So, knowing that the majority of the businesses are non-accessible and knowing that the accessibility is distributed randomly across our cities, it presented a powerful argument that, even with hundreds of accessible businesses in your city, they are the minority and they are distributed at random, so you still don’t really know if a place you want to go is going to be accessible without calling ahead and figuring it out.

It means we’ve been able to say, yes, what people from the disabled community have been telling us for decades is true.

What is the potential impact of this national study?

We AccessNow and the University of Calgary research team are co-writing a report that will push the federal government to meet their goal of the Accessible Canada Act (2019), which is a barrier-free country by 2040.

At a national level, hopefully, with this kind of thesis work, they can target the interventions more specifically. Hopefully, this can help them target monetary investments in, say, installing automatic doors, which we found to be somewhat predictive of accessibility and is also a simple fix. A whole bunch of barriers melt away when you do that. Or investments in stop-gap ramps, or investments in railings on ramps. Things that our research shows have an impact on accessibility.

To be clear, this data that we’ve collected isn’t authoritative, it’s crowd-sourced, but it fills a significant gap that federal and municipal governments are lacking. We think this work will have more of an impact because it directly answers the question the federal government asked when they passed the Accessible Canada Act (2019) what is our baseline?

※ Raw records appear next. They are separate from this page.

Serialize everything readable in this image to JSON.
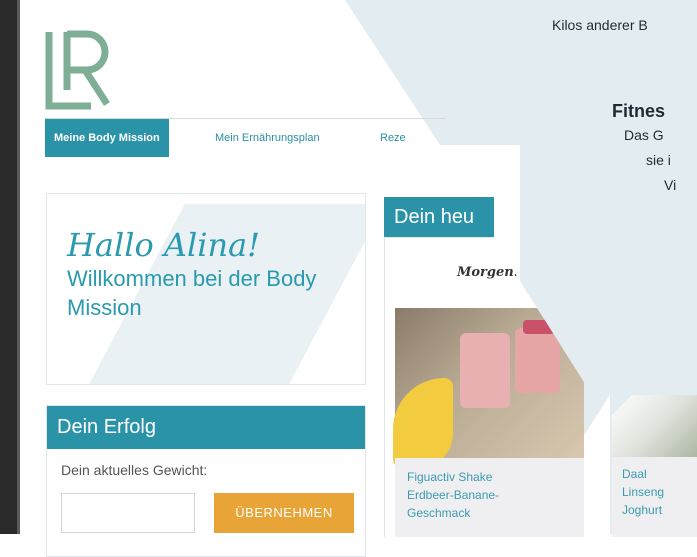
{
  "right_panel": {
    "line1": "Kilos anderer B",
    "heading": "Fitnes",
    "line2": "Das G",
    "line3": "sie i",
    "line4": "Vi"
  },
  "nav": {
    "tabs": [
      {
        "label": "Meine Body Mission"
      },
      {
        "label": "Mein Ernährungsplan"
      },
      {
        "label": "Reze"
      }
    ]
  },
  "welcome": {
    "greeting": "Hallo Alina!",
    "subtitle": "Willkommen bei der Body Mission"
  },
  "success": {
    "title": "Dein Erfolg",
    "weight_label": "Dein aktuelles Gewicht:",
    "weight_value": "",
    "apply_label": "ÜBERNEHMEN"
  },
  "today": {
    "title": "Dein heu",
    "meal_time": "Morgen.",
    "recipes": [
      {
        "lines": [
          "Figuactiv Shake",
          "Erdbeer-Banane-",
          "Geschmack"
        ]
      },
      {
        "lines": [
          "Daal",
          "Linseng",
          "Joghurt"
        ]
      }
    ]
  },
  "colors": {
    "brand_teal": "#2a93a8",
    "button_orange": "#e8a437",
    "logo_green": "#7fae96"
  }
}
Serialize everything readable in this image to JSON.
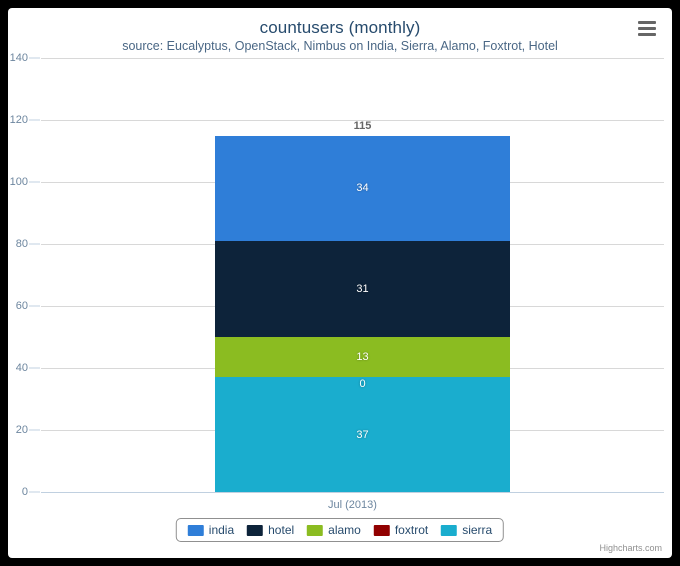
{
  "chart_data": {
    "type": "bar",
    "subtype": "stacked-column",
    "title": "countusers (monthly)",
    "subtitle": "source: Eucalyptus, OpenStack, Nimbus on India, Sierra, Alamo, Foxtrot, Hotel",
    "xlabel": "",
    "ylabel": "",
    "categories": [
      "Jul (2013)"
    ],
    "ylim": [
      0,
      140
    ],
    "ytick_step": 20,
    "yticks": [
      0,
      20,
      40,
      60,
      80,
      100,
      120,
      140
    ],
    "grid": true,
    "legend_position": "bottom",
    "stack_totals": [
      115
    ],
    "stack_order_bottom_to_top": [
      "sierra",
      "foxtrot",
      "alamo",
      "hotel",
      "india"
    ],
    "series": [
      {
        "name": "india",
        "values": [
          34
        ],
        "color": "#2f7ed8"
      },
      {
        "name": "hotel",
        "values": [
          31
        ],
        "color": "#0d233a"
      },
      {
        "name": "alamo",
        "values": [
          13
        ],
        "color": "#8bbc21"
      },
      {
        "name": "foxtrot",
        "values": [
          0
        ],
        "color": "#910000"
      },
      {
        "name": "sierra",
        "values": [
          37
        ],
        "color": "#1aadce"
      }
    ]
  },
  "labels": {
    "total_115": "115",
    "india_34": "34",
    "hotel_31": "31",
    "alamo_13": "13",
    "foxtrot_0": "0",
    "sierra_37": "37",
    "y_140": "140",
    "y_120": "120",
    "y_100": "100",
    "y_80": "80",
    "y_60": "60",
    "y_40": "40",
    "y_20": "20",
    "y_0": "0",
    "category_jul_2013": "Jul (2013)"
  },
  "legend": {
    "items": [
      {
        "label": "india",
        "color": "#2f7ed8"
      },
      {
        "label": "hotel",
        "color": "#0d233a"
      },
      {
        "label": "alamo",
        "color": "#8bbc21"
      },
      {
        "label": "foxtrot",
        "color": "#910000"
      },
      {
        "label": "sierra",
        "color": "#1aadce"
      }
    ]
  },
  "credits": "Highcharts.com",
  "export_menu": {
    "icon": "hamburger-menu-icon"
  },
  "colors": {
    "title": "#274b6d",
    "subtitle": "#4a6785",
    "axis_text": "#6d869f",
    "gridline": "#d8d8d8",
    "axis_line": "#c0d0e0",
    "total_label": "#666666",
    "credits": "#909090",
    "frame": "#000000",
    "plot_background": "#ffffff"
  }
}
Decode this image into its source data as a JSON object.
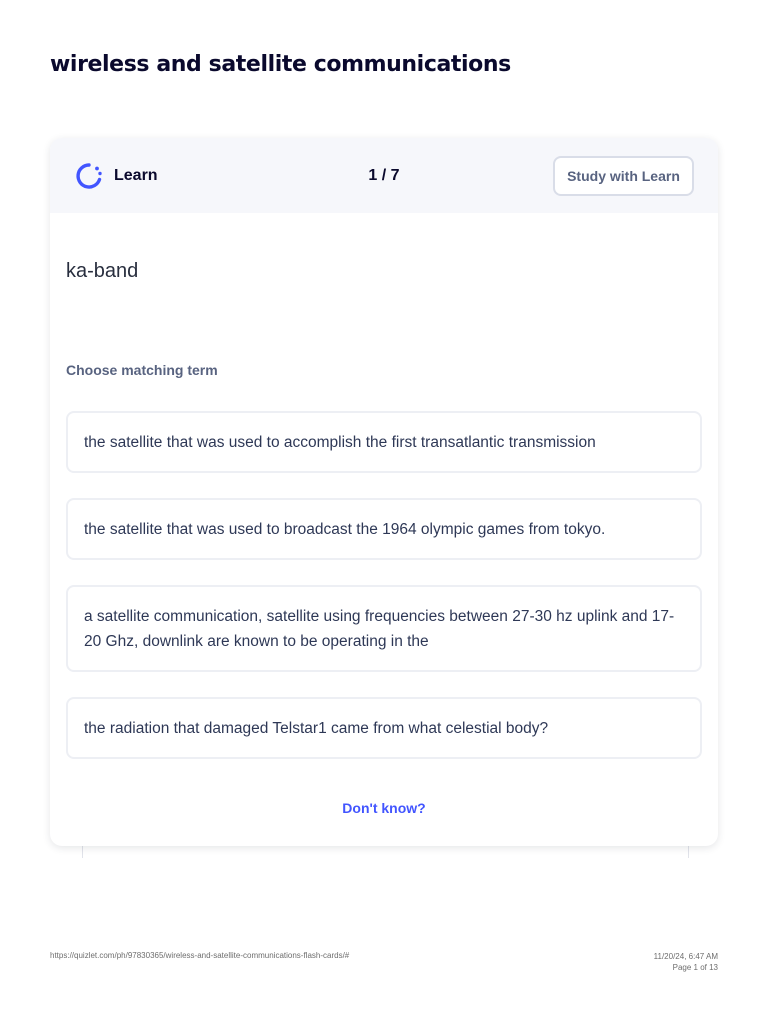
{
  "page": {
    "title": "wireless and satellite communications"
  },
  "card": {
    "header": {
      "mode_label": "Learn",
      "mode_icon": "learn-progress-icon",
      "progress": "1 / 7",
      "study_button_label": "Study with Learn"
    },
    "term": "ka-band",
    "prompt": "Choose matching term",
    "options": [
      "the satellite that was used to accomplish the first transatlantic transmission",
      "the satellite that was used to broadcast the 1964 olympic games from tokyo.",
      "a satellite communication, satellite using frequencies between 27-30 hz uplink and 17-20 Ghz, downlink are known to be operating in the",
      "the radiation that damaged Telstar1 came from what celestial body?"
    ],
    "dont_know_label": "Don't know?"
  },
  "footer": {
    "url": "https://quizlet.com/ph/97830365/wireless-and-satellite-communications-flash-cards/#",
    "timestamp": "11/20/24, 6:47 AM",
    "page_info": "Page 1 of 13"
  },
  "colors": {
    "accent": "#4255ff",
    "header_background": "#f6f7fb",
    "title": "#0a092d",
    "muted_text": "#586380"
  }
}
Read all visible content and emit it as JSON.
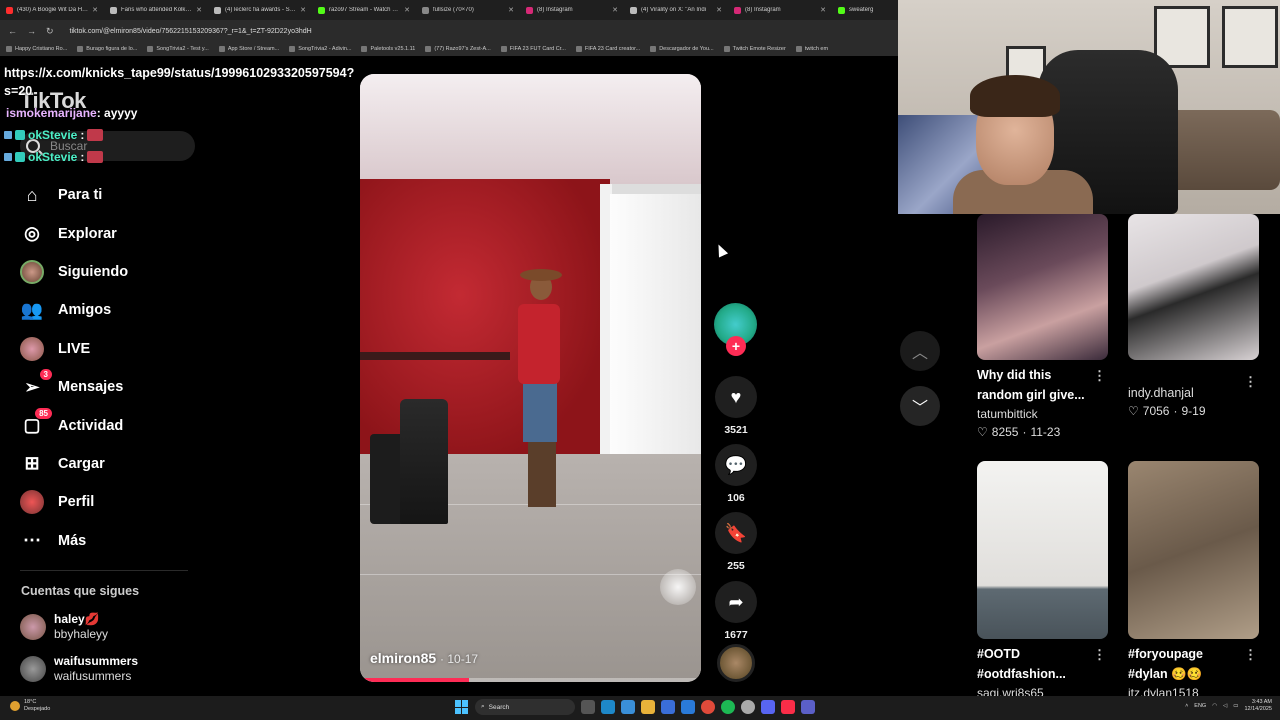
{
  "browser": {
    "tabs": [
      {
        "title": "(430) A Boogie Wit Da Hoodie",
        "color": "#ff2d2d"
      },
      {
        "title": "Fans who attended Kolkata",
        "color": "#bbbbbb"
      },
      {
        "title": "(4) leclerc fia awards - Search",
        "color": "#bbbbbb"
      },
      {
        "title": "razo97 Stream - Watch Live",
        "color": "#53fc18"
      },
      {
        "title": "fullsize (70×70)",
        "color": "#888888"
      },
      {
        "title": "(8) Instagram",
        "color": "#d62976"
      },
      {
        "title": "(4) Virality on X: \"An Indi",
        "color": "#bbbbbb"
      },
      {
        "title": "(8) Instagram",
        "color": "#d62976"
      },
      {
        "title": "sweaterg",
        "color": "#53fc18"
      }
    ],
    "url": "tiktok.com/@elmiron85/video/7562215153209367?_r=1&_t=ZT-92D22yo3hdH",
    "bookmarks": [
      "Happy Cristiano Ro...",
      "Burago figura de lo...",
      "SongTrivia2 - Test y...",
      "App Store / Stream...",
      "SongTrivia2 - Adivin...",
      "Paletools v25.1.11",
      "(77) Razo97's Zest-A...",
      "FIFA 23 FUT Card Cr...",
      "FIFA 23 Card creator...",
      "Descargador de You...",
      "Twitch Emote Resizer",
      "twitch em"
    ]
  },
  "overlay": {
    "link_text": "https://x.com/knicks_tape99/status/1999610293320597594?s=20",
    "logo_text": "TikTok",
    "chat_message": {
      "user": "ismokemarijane",
      "text": ": ayyyy"
    },
    "chat_rows": [
      {
        "user": "okStevie",
        "text": ":"
      },
      {
        "user": "okStevie",
        "text": ":"
      }
    ]
  },
  "search": {
    "placeholder": "Buscar"
  },
  "nav": {
    "items": [
      {
        "label": "Para ti",
        "icon": "home-icon"
      },
      {
        "label": "Explorar",
        "icon": "compass-icon"
      },
      {
        "label": "Siguiendo",
        "icon": "following-avatar-icon"
      },
      {
        "label": "Amigos",
        "icon": "friends-icon"
      },
      {
        "label": "LIVE",
        "icon": "live-avatar-icon"
      },
      {
        "label": "Mensajes",
        "icon": "messages-icon",
        "badge": "3"
      },
      {
        "label": "Actividad",
        "icon": "activity-icon",
        "badge": "85"
      },
      {
        "label": "Cargar",
        "icon": "upload-icon"
      },
      {
        "label": "Perfil",
        "icon": "profile-avatar-icon"
      },
      {
        "label": "Más",
        "icon": "more-icon"
      }
    ]
  },
  "following": {
    "title": "Cuentas que sigues",
    "accounts": [
      {
        "name": "haley💋",
        "handle": "bbyhaleyy"
      },
      {
        "name": "waifusummers",
        "handle": "waifusummers"
      }
    ]
  },
  "video": {
    "author": "elmiron85",
    "date": "· 10-17",
    "progress_fraction": 0.32,
    "likes": "3521",
    "comments": "106",
    "saves": "255",
    "shares": "1677"
  },
  "recommended": [
    {
      "title": "Why did this random girl give...",
      "user": "tatumbittick",
      "likes": "8255",
      "date": "11-23"
    },
    {
      "title": "",
      "user": "indy.dhanjal",
      "likes": "7056",
      "date": "9-19"
    },
    {
      "title": "#OOTD #ootdfashion...",
      "user": "sagi.wri8s65",
      "likes": "",
      "date": ""
    },
    {
      "title": "#foryoupage #dylan 🥴🥴",
      "user": "itz.dylan1518",
      "likes": "",
      "date": ""
    }
  ],
  "taskbar": {
    "weather_temp": "18°C",
    "weather_desc": "Despejado",
    "search_label": "Search",
    "lang": "ENG",
    "time": "3:43 AM",
    "date": "12/14/2025"
  },
  "colors": {
    "accent": "#fe2c55",
    "chat_user": "#4df0c8"
  }
}
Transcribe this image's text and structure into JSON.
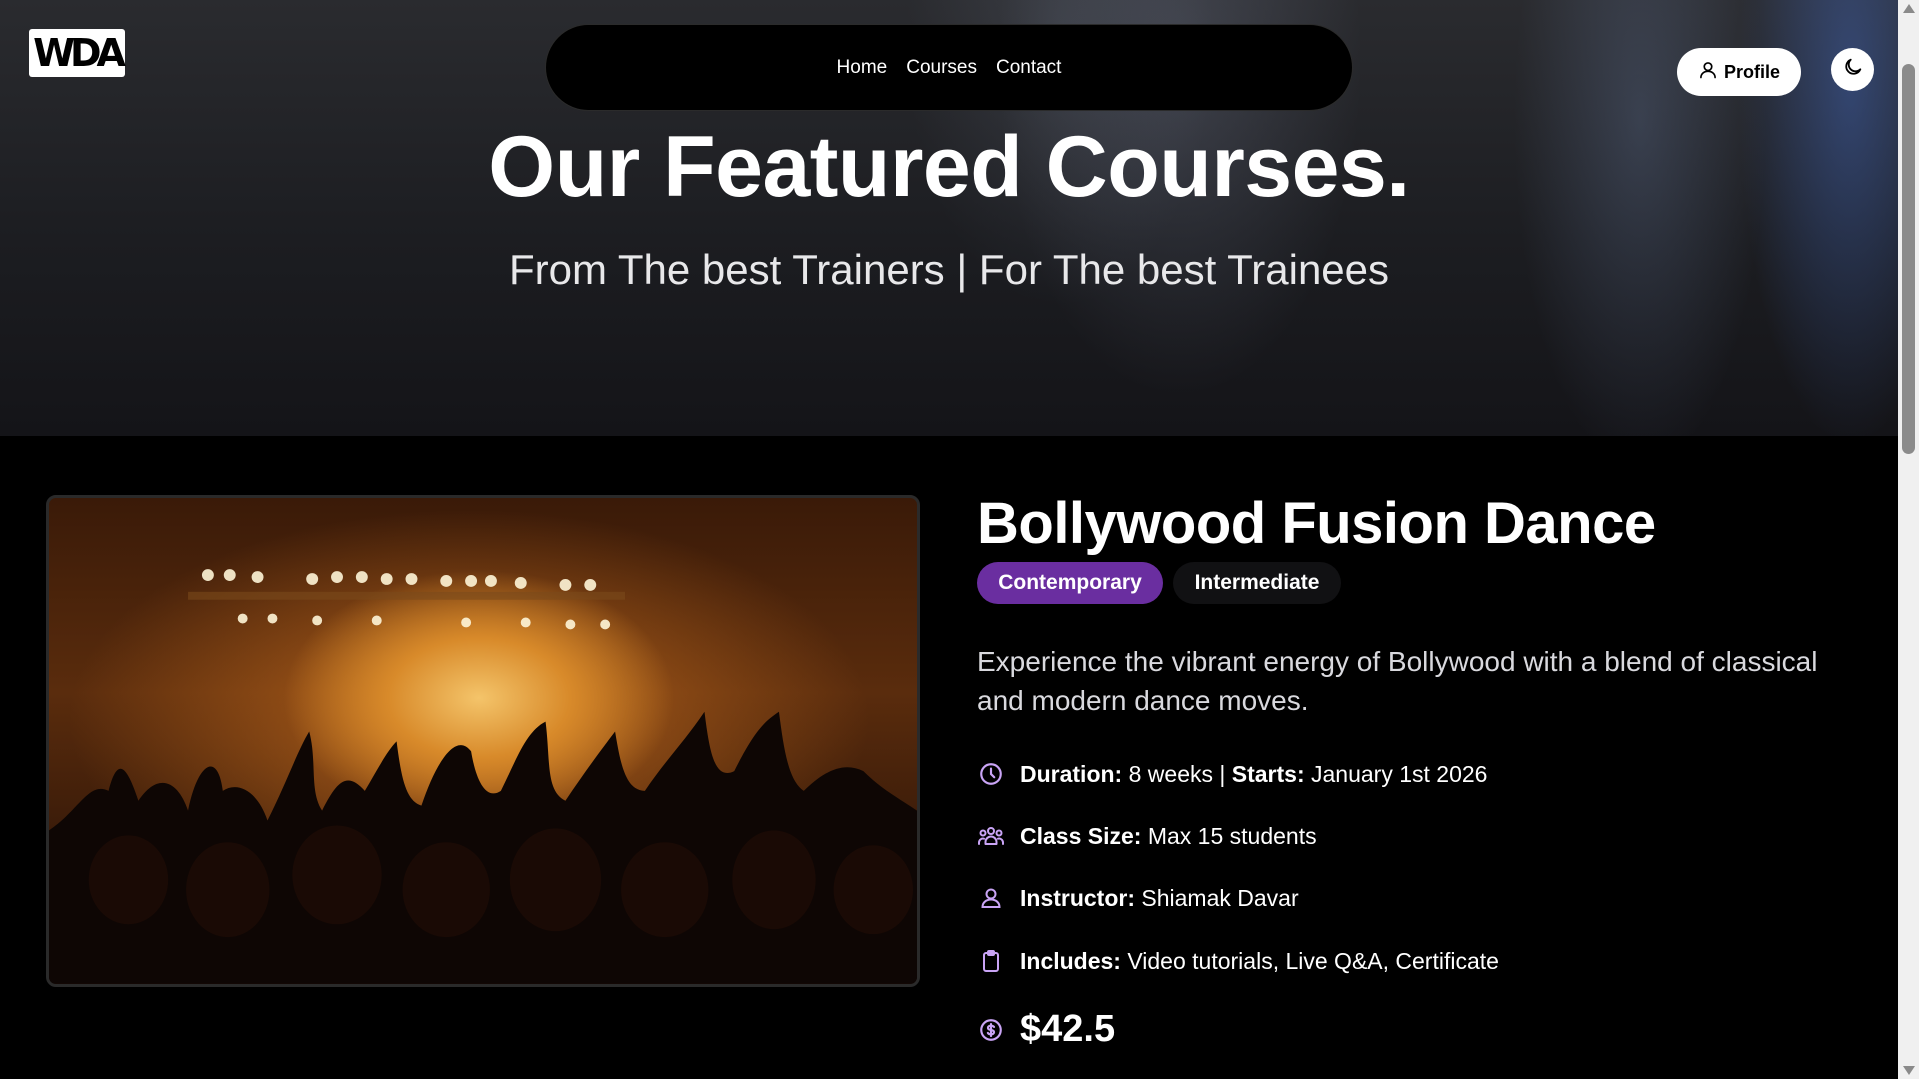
{
  "brand": {
    "logo_text": "WDA"
  },
  "nav": {
    "items": [
      {
        "label": "Home"
      },
      {
        "label": "Courses"
      },
      {
        "label": "Contact"
      }
    ]
  },
  "header": {
    "profile_label": "Profile",
    "theme_icon": "moon-icon"
  },
  "hero": {
    "title": "Our Featured Courses.",
    "subtitle": "From The best Trainers | For The best Trainees"
  },
  "course": {
    "title": "Bollywood Fusion Dance",
    "style_badge": "Contemporary",
    "level_badge": "Intermediate",
    "description": "Experience the vibrant energy of Bollywood with a blend of classical and modern dance moves.",
    "duration_label": "Duration:",
    "duration_value": "8 weeks",
    "separator": "|",
    "starts_label": "Starts:",
    "starts_value": "January 1st 2026",
    "class_size_label": "Class Size:",
    "class_size_value": "Max 15 students",
    "instructor_label": "Instructor:",
    "instructor_value": "Shiamak Davar",
    "includes_label": "Includes:",
    "includes_value": "Video tutorials, Live Q&A, Certificate",
    "price": "$42.5",
    "image_icon": "concert-crowd-image"
  },
  "colors": {
    "accent": "#6a2ea0",
    "icon_accent": "#c9a4f5",
    "background": "#000000"
  }
}
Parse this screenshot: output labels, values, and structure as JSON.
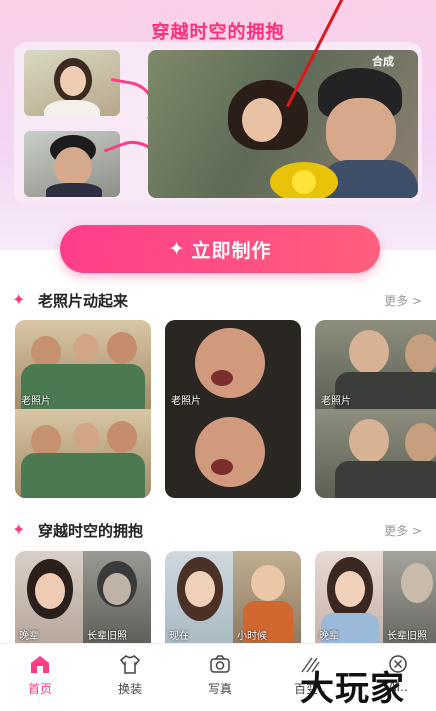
{
  "hero": {
    "title": "穿越时空的拥抱",
    "result_label": "合成"
  },
  "cta": {
    "label": "立即制作"
  },
  "sections": [
    {
      "title": "老照片动起来",
      "more": "更多 >",
      "cards": [
        {
          "tag": "老照片"
        },
        {
          "tag": "老照片"
        },
        {
          "tag": "老照片"
        }
      ]
    },
    {
      "title": "穿越时空的拥抱",
      "more": "更多 >",
      "cards": [
        {
          "left_tag": "晚辈",
          "right_tag": "长辈旧照"
        },
        {
          "left_tag": "现在",
          "right_tag": "小时候"
        },
        {
          "left_tag": "晚辈",
          "right_tag": "长辈旧照"
        }
      ]
    }
  ],
  "tabs": [
    {
      "label": "首页",
      "icon": "home-icon",
      "active": true
    },
    {
      "label": "换装",
      "icon": "shirt-icon",
      "active": false
    },
    {
      "label": "写真",
      "icon": "camera-icon",
      "active": false
    },
    {
      "label": "百变..",
      "icon": "magic-icon",
      "active": false
    },
    {
      "label": "AI..",
      "icon": "close-circle-icon",
      "active": false
    }
  ],
  "watermark": "大玩家",
  "colors": {
    "accent": "#ff3c84",
    "title_pink": "#ff2f78"
  }
}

Hopefully, this data acts as the beginning of a baseline against which future progress can be measured, and against which interventions can be targeted.

What’s next for you?

In every role I’m in, I want to continue to look for ways to increase and improve accessibility initiatives. The work that AccessNow is doing is invaluable and, as a research partner, I have a huge amount of faith in their constant advocacy for the disabled community.

The government needs to be involved. They’re the ones with the hands on the levers of power and resources, but accessibility is something anyone and everyone can advocate to improve.

If you’re walking in the community and you see an intersection that is unsafe, that doesn’t have a curb cut or the audio pedestrian signals aren’t working, you can call The City to fix it. If you are a business-owner, you have the capacity to look around your building and install solutions.

Entrepreneurial UCalgary grads make an impact in business, health care, culture, law, education and more. Read more stories about Class of 2022 students.